We are now on the island of St Kitts.  South of the BVI, St Kitts was also once a British territory but is now an independent country.  It is much larger than Tortola and has a completely different feel. The people are not as friendly, but we can work with that.  The LDS branch is much larger and stronger than the one on Tortola, but that little branch has four missionaries out, two more with calls, and one awaiting his call.  Quite impressive for a small branch of new members.
Kelvin, waiting for his call

The branch presidency of Tortola Branch was changed.  Frank Kalama has been the BP for most of the past 10 years, but it is time for him and his family to move back to Hawaii.  The new BP is a terrific guy who has been coming down to Virgin Gorda every winter with his wife.  They have been on a mission to India and have been spending their summers in North Carolina, but they will now be spending the whole year in the BVI.  They will be terrific.  Leaving those sweet people was a terribly painful emotional experience for us and for them, but that is how life goes.  

We visited the library of a local college.  The librarian, an ardent Obama fan, showed us a book of 1825 records of "captured Negroes" in the BVI.  Priceless.

They sort of speak English here

Steep hill on Tortola

Finding our way around the new neighborhood has been somewhat challenging for us old folks, but we are getting there.  Look at St Kitts-Nevis on Google Earth to get a lay of the land here.  The two islands are the result of volcanic activity with plenty of remnants of the islands’ birth process. 
St Kitts Mountains
We went exploring a little bit this afternoon as we drove down through the peninsula.  There is actually a small group on Nevis so we will be going there once in a while.  Meanwhile, we have found our way to the local LDS church.  There are three mango trees on the church lot and the fruit is just ripening.  Boy, are they good!  

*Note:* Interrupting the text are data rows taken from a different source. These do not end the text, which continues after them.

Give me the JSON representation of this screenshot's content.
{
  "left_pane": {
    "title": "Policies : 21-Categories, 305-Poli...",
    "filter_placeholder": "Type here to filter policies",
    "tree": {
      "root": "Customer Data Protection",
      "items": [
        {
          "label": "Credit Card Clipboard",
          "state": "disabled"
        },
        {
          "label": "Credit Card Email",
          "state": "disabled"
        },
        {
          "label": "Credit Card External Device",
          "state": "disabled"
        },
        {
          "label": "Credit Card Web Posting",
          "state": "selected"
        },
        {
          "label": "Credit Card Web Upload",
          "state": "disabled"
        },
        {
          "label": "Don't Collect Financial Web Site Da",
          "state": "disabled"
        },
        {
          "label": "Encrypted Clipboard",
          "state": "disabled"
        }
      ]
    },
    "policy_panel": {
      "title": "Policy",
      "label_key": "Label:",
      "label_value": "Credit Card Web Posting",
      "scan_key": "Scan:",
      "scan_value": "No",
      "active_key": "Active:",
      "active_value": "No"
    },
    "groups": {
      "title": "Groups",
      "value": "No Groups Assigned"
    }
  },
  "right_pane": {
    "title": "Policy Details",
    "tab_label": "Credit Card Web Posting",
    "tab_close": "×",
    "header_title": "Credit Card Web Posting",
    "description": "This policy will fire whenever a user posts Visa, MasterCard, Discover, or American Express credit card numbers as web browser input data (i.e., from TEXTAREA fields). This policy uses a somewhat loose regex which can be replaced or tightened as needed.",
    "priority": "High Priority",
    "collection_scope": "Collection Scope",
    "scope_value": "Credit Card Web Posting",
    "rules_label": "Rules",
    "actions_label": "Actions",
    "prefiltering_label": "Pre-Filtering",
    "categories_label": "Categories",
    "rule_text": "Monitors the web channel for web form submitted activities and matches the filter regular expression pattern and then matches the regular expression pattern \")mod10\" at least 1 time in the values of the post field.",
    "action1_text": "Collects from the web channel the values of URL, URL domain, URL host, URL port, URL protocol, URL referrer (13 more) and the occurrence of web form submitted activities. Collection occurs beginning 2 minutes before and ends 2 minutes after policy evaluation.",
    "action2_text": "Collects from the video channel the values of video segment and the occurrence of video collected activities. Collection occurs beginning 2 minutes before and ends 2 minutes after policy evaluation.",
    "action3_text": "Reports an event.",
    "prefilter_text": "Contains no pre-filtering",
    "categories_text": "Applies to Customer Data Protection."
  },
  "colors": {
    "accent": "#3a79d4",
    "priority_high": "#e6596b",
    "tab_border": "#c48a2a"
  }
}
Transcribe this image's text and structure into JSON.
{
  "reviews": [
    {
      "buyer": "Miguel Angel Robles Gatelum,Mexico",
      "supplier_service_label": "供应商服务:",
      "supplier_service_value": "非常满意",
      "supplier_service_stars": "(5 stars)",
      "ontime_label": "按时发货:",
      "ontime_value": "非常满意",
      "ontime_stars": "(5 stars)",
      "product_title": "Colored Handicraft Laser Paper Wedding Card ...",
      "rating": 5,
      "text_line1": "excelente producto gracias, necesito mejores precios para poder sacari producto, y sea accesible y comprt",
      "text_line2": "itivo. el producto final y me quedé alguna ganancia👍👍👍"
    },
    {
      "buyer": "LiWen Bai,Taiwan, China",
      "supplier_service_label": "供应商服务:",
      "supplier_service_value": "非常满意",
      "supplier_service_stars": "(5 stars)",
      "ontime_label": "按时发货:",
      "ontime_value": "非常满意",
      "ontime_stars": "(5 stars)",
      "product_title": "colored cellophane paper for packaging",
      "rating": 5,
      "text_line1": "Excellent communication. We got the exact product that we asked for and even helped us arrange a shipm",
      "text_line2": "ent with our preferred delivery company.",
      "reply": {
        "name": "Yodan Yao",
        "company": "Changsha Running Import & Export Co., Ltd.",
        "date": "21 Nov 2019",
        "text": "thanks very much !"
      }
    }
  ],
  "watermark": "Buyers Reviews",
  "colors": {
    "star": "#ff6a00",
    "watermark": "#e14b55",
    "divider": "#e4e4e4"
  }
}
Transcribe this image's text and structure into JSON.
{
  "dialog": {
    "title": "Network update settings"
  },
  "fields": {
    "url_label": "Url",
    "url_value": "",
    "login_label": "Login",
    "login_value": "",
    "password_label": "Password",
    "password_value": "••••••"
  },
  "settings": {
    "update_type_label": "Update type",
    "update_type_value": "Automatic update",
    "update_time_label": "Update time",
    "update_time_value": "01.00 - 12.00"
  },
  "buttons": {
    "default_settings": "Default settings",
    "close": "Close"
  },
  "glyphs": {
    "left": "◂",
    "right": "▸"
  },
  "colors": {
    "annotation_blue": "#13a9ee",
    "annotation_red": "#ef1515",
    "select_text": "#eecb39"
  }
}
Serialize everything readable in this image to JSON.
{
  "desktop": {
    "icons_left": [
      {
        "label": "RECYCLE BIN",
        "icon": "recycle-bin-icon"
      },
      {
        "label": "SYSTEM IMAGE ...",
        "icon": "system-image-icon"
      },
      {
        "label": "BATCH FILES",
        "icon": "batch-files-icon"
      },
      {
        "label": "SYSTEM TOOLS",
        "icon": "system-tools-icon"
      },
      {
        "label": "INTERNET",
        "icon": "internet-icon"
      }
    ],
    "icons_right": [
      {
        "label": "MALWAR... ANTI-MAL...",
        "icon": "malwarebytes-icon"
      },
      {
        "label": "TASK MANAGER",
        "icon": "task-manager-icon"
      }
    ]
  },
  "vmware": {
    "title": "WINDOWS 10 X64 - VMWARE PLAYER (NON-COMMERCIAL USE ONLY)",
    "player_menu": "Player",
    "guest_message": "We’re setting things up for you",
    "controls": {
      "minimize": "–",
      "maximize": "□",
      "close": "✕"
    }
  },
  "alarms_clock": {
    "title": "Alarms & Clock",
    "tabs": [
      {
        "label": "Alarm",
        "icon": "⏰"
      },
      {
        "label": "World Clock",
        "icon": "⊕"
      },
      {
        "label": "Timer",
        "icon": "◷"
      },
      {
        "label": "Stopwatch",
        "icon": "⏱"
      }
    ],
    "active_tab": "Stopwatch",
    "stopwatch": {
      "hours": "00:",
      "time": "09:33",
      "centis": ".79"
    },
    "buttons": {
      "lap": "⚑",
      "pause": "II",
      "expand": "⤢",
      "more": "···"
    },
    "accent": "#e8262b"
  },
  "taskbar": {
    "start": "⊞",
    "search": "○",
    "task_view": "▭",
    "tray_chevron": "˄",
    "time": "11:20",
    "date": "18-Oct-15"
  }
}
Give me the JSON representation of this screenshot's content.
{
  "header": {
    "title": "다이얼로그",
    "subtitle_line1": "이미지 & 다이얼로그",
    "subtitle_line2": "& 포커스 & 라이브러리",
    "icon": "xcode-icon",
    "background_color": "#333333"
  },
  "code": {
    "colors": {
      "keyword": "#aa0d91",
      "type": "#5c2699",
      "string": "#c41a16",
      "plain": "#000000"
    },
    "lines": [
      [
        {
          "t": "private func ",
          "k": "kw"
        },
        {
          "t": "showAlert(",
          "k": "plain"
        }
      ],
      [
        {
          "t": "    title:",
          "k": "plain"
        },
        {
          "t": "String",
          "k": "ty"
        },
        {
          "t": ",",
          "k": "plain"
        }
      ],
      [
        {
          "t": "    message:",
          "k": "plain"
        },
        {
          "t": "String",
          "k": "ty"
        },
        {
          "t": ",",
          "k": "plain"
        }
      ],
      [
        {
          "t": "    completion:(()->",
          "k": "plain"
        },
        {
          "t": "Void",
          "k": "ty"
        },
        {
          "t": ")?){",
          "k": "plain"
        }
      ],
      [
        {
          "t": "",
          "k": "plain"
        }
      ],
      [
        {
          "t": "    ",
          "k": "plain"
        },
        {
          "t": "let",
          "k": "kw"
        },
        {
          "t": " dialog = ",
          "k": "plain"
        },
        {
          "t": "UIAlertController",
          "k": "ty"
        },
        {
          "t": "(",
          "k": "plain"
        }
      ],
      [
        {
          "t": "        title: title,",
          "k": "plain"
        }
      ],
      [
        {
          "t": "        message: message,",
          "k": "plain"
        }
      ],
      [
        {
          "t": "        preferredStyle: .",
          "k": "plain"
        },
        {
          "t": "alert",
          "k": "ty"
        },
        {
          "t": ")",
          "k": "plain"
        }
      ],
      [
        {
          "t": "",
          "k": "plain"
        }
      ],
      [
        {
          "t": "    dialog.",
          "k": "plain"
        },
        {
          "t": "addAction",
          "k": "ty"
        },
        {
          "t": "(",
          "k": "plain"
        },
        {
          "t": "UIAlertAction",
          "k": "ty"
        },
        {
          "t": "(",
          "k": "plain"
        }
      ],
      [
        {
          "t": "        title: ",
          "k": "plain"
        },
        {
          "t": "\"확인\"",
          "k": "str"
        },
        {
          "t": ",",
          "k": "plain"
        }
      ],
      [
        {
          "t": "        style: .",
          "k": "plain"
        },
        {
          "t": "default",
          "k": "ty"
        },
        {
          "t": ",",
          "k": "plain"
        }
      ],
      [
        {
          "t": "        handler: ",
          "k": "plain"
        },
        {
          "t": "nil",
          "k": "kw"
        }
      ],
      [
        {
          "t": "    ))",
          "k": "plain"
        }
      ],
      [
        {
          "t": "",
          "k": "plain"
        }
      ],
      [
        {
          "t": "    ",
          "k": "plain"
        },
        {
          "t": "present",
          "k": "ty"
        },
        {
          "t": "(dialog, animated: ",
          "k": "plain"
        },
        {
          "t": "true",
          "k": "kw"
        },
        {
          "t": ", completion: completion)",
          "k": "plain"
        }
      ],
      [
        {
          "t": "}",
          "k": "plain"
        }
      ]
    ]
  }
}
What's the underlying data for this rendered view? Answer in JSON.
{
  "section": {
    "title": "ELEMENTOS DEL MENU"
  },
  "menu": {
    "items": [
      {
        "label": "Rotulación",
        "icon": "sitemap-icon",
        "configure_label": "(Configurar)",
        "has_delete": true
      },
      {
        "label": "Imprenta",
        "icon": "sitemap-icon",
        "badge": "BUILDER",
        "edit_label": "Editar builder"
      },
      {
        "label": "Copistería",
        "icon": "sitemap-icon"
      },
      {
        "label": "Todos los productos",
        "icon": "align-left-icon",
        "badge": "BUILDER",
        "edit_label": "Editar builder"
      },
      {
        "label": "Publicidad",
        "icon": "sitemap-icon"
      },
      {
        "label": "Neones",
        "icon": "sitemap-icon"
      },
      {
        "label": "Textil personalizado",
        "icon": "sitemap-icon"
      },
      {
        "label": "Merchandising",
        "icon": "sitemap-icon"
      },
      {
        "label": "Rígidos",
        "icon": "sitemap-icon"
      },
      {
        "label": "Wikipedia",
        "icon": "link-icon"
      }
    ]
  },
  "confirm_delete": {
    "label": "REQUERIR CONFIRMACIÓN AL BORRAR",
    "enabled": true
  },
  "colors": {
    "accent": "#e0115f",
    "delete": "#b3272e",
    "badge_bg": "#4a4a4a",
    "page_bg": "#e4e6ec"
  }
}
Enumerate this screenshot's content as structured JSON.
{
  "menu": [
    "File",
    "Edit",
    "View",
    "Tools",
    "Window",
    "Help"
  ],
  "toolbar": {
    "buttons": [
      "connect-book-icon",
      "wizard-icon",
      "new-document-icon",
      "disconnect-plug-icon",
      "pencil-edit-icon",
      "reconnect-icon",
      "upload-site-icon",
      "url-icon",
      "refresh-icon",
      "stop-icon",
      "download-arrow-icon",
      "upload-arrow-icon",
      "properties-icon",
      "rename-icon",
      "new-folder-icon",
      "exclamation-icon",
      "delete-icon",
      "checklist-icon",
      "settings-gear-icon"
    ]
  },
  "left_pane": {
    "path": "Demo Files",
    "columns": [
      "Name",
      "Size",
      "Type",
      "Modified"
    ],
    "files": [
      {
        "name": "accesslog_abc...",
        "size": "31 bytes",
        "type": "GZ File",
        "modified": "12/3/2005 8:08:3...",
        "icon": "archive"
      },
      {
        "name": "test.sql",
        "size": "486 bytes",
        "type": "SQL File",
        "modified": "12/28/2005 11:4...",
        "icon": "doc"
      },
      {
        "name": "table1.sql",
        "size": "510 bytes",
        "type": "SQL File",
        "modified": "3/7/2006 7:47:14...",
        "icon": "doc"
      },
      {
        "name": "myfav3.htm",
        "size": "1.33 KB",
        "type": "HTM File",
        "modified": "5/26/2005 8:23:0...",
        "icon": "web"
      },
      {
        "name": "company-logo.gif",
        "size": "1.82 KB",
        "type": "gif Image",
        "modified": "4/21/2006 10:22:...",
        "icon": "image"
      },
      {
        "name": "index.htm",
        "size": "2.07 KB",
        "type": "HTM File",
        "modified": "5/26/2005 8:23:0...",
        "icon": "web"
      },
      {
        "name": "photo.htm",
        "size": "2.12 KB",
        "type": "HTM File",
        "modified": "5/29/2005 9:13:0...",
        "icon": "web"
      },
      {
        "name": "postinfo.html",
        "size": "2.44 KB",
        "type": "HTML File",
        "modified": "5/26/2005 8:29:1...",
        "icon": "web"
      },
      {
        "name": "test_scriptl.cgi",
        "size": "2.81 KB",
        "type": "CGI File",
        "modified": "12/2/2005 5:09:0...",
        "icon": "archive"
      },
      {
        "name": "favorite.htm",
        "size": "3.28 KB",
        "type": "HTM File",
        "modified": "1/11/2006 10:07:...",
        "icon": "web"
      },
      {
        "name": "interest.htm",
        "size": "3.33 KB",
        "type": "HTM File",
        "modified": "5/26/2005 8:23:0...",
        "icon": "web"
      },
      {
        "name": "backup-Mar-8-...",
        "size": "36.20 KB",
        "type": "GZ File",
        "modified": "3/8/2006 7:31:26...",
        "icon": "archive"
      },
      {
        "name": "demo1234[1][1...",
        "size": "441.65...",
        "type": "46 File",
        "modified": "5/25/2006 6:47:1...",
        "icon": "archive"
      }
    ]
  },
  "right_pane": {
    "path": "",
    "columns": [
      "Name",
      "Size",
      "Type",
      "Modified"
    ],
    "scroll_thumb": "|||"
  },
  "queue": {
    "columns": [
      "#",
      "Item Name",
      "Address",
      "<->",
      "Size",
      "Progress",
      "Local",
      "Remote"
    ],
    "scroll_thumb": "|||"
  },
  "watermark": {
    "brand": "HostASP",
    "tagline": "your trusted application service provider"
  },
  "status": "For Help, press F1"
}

We already know a few of the members here.  Jason Benjamin came to Tortola in February to do a church audit and stayed with us for a couple of nights.  We met the Persaud family when we went to the temple in April.  In fact, we spent one whole day with Tiffany and Teo while their parents were going through the temple for their first time.  
Tiffany and Theo
Then we were privileged to witness the family being sealed together.  It will be really fun to work with them again.  Gaye will be doing piano lessons and I will have a lot more to do than I did on Tortola.  We are excited.  By the way, Steve Haymore did his DVM training here a few years ago.  We have met two people who remember the Haymore's fondly.  Small world. Steve grew up just around the corner from us and he and Spencer spent a lot of time together.

Here are some photos of the area and some of the people.

Coqui frogs. They are noisy.

Flambouyant trees in bloom

Mongoose on St Kitts

Green Vervet monkey on St Kitts

10 year old Aukievah.  Love the hair!

Dumb gulls, bathing in a mud puddle

Tortola Hillside Homes

Where we live onSt Kitts, bottom right.

Gaye's favorite piano students

Feeling more in control now!